- **WHAT TO WORK ON**
If a line in the data has the string "organization", please show it.

- **Data entries**
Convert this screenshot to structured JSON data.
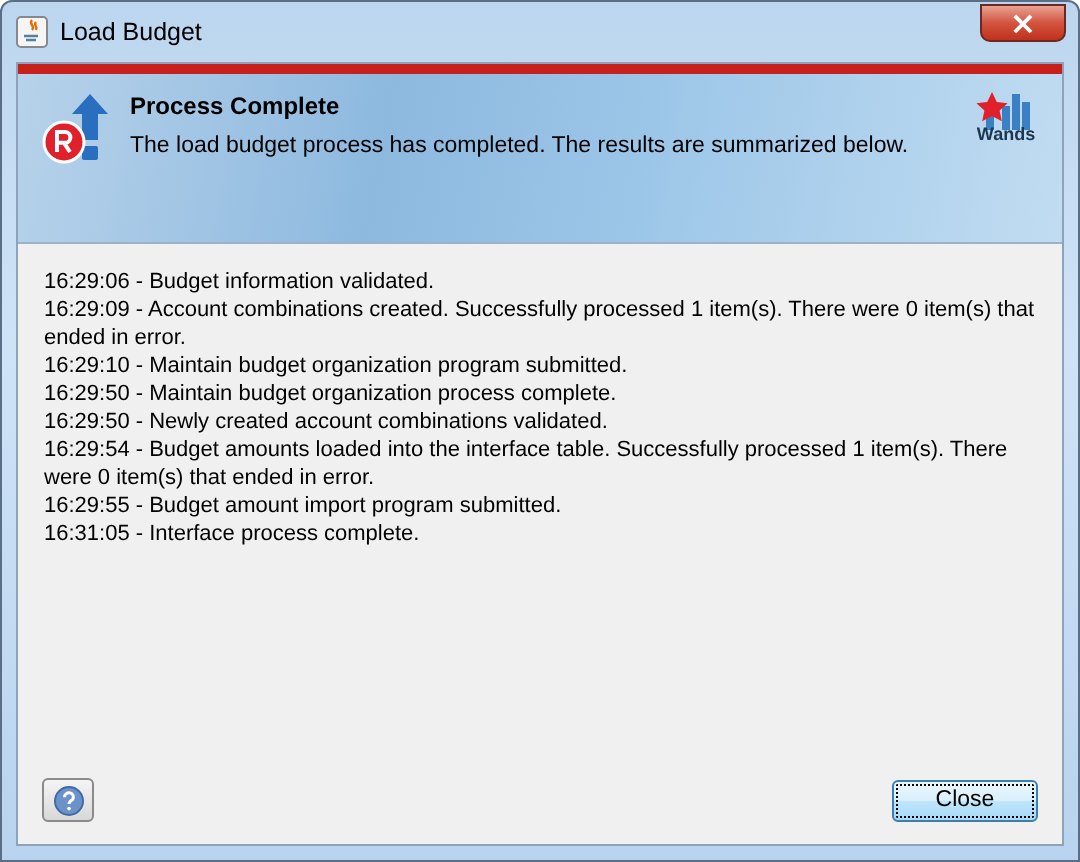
{
  "window": {
    "title": "Load Budget",
    "close": "×"
  },
  "header": {
    "title": "Process Complete",
    "message": "The load budget process has completed. The results are summarized below.",
    "logo_text": "Wands"
  },
  "log": [
    "16:29:06 - Budget information validated.",
    "16:29:09 - Account combinations created. Successfully processed 1 item(s). There were 0 item(s) that ended in error.",
    "16:29:10 - Maintain budget organization program submitted.",
    "16:29:50 - Maintain budget organization process complete.",
    "16:29:50 - Newly created account combinations validated.",
    "16:29:54 - Budget amounts loaded into the interface table. Successfully processed 1 item(s). There were 0 item(s) that ended in error.",
    "16:29:55 - Budget amount import program submitted.",
    "16:31:05 - Interface process complete."
  ],
  "buttons": {
    "close": "Close"
  }
}
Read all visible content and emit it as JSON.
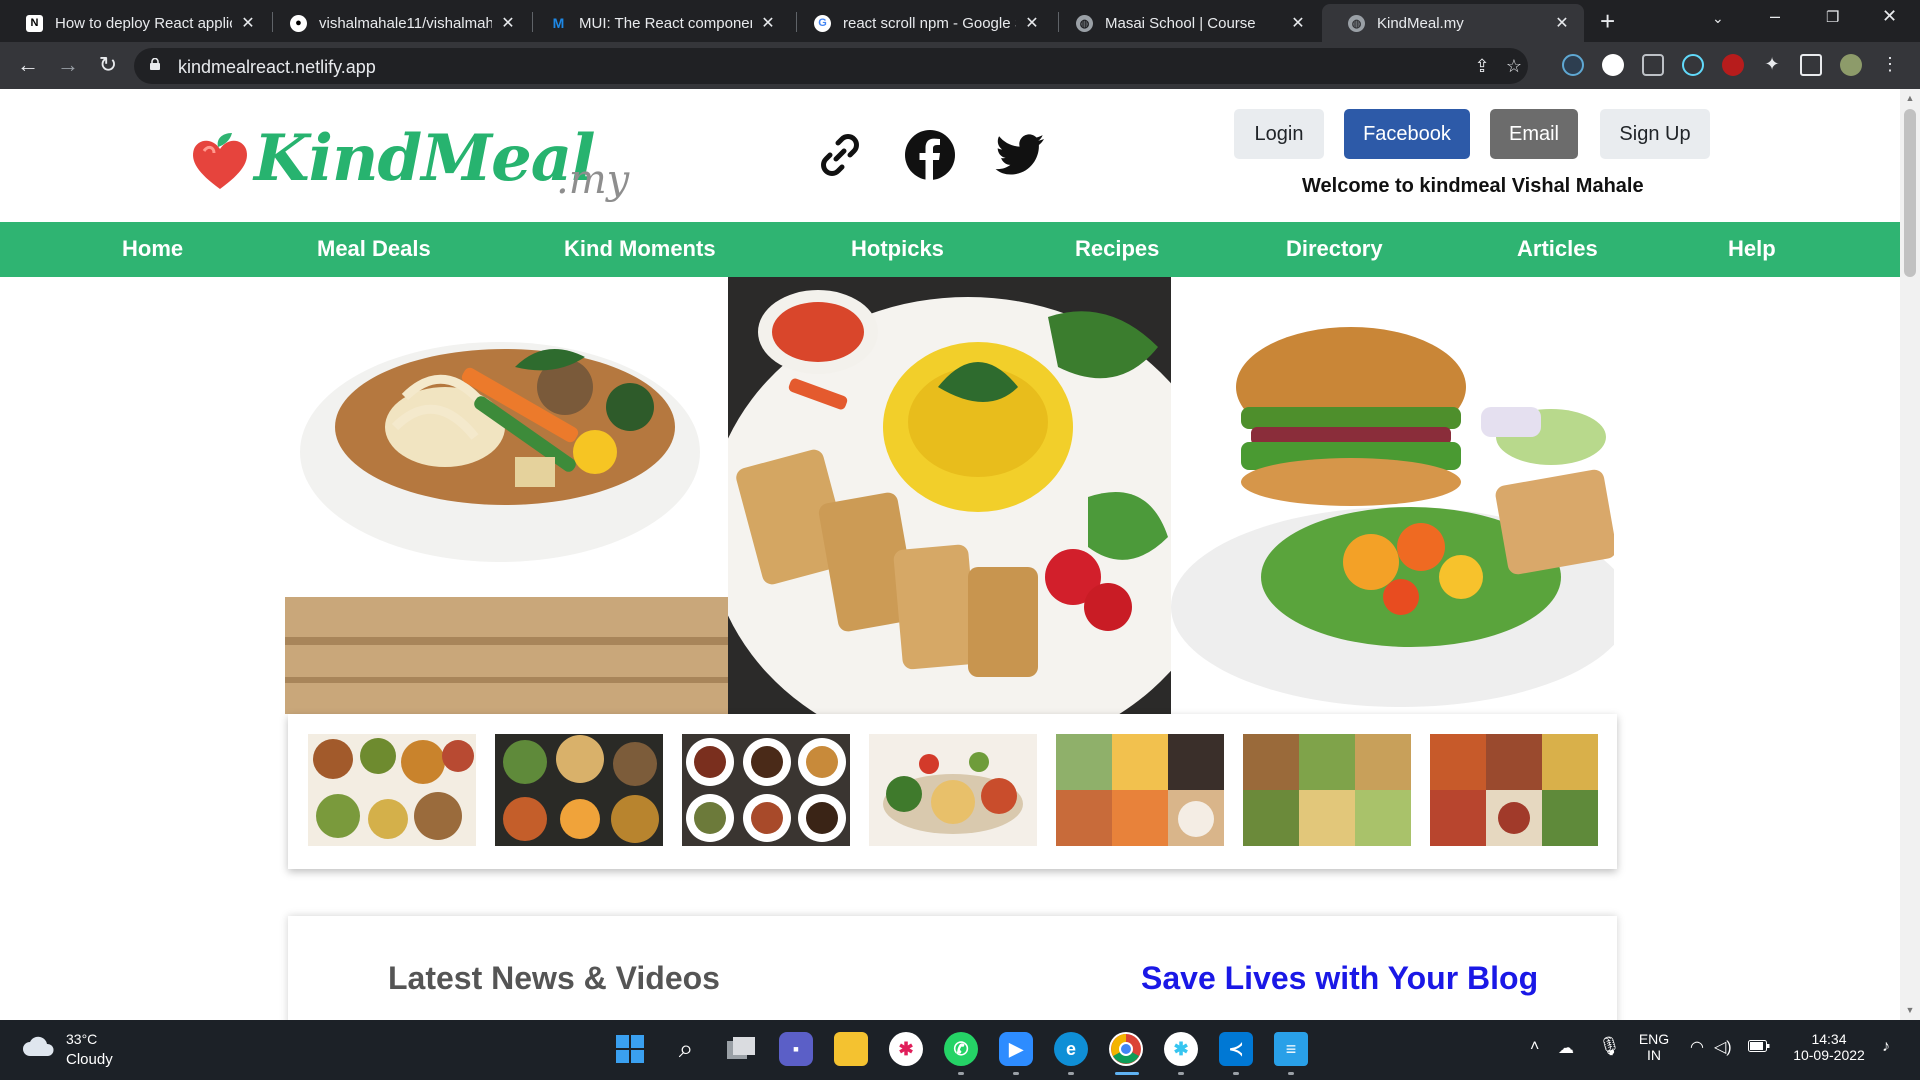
{
  "browser": {
    "tabs": [
      {
        "title": "How to deploy React applic",
        "icon": "notion-icon",
        "active": false
      },
      {
        "title": "vishalmahale11/vishalmaha",
        "icon": "github-icon",
        "active": false
      },
      {
        "title": "MUI: The React component",
        "icon": "mui-icon",
        "active": false
      },
      {
        "title": "react scroll npm - Google S",
        "icon": "google-icon",
        "active": false
      },
      {
        "title": "Masai School | Course",
        "icon": "globe-icon",
        "active": false
      },
      {
        "title": "KindMeal.my",
        "icon": "globe-icon",
        "active": true
      }
    ],
    "url": "kindmealreact.netlify.app"
  },
  "header": {
    "logo_main": "KindMeal",
    "logo_suffix": ".my",
    "social_icons": [
      "link-icon",
      "facebook-icon",
      "twitter-icon"
    ],
    "buttons": {
      "login": "Login",
      "facebook": "Facebook",
      "email": "Email",
      "signup": "Sign Up"
    },
    "welcome": "Welcome to kindmeal Vishal Mahale"
  },
  "nav": {
    "items": [
      "Home",
      "Meal Deals",
      "Kind Moments",
      "Hotpicks",
      "Recipes",
      "Directory",
      "Articles",
      "Help"
    ]
  },
  "sections": {
    "news_title": "Latest News & Videos",
    "blog_title": "Save Lives with Your Blog"
  },
  "colors": {
    "brand_green": "#2fb472",
    "facebook_blue": "#2d5aa8",
    "blog_blue": "#1a18e6"
  },
  "taskbar": {
    "weather_temp": "33°C",
    "weather_cond": "Cloudy",
    "lang_top": "ENG",
    "lang_bottom": "IN",
    "time": "14:34",
    "date": "10-09-2022"
  }
}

- **EXPECTED ANSWER**
    "16:29:10 - Maintain budget organization program submitted.",
    "16:29:50 - Maintain budget organization process complete.",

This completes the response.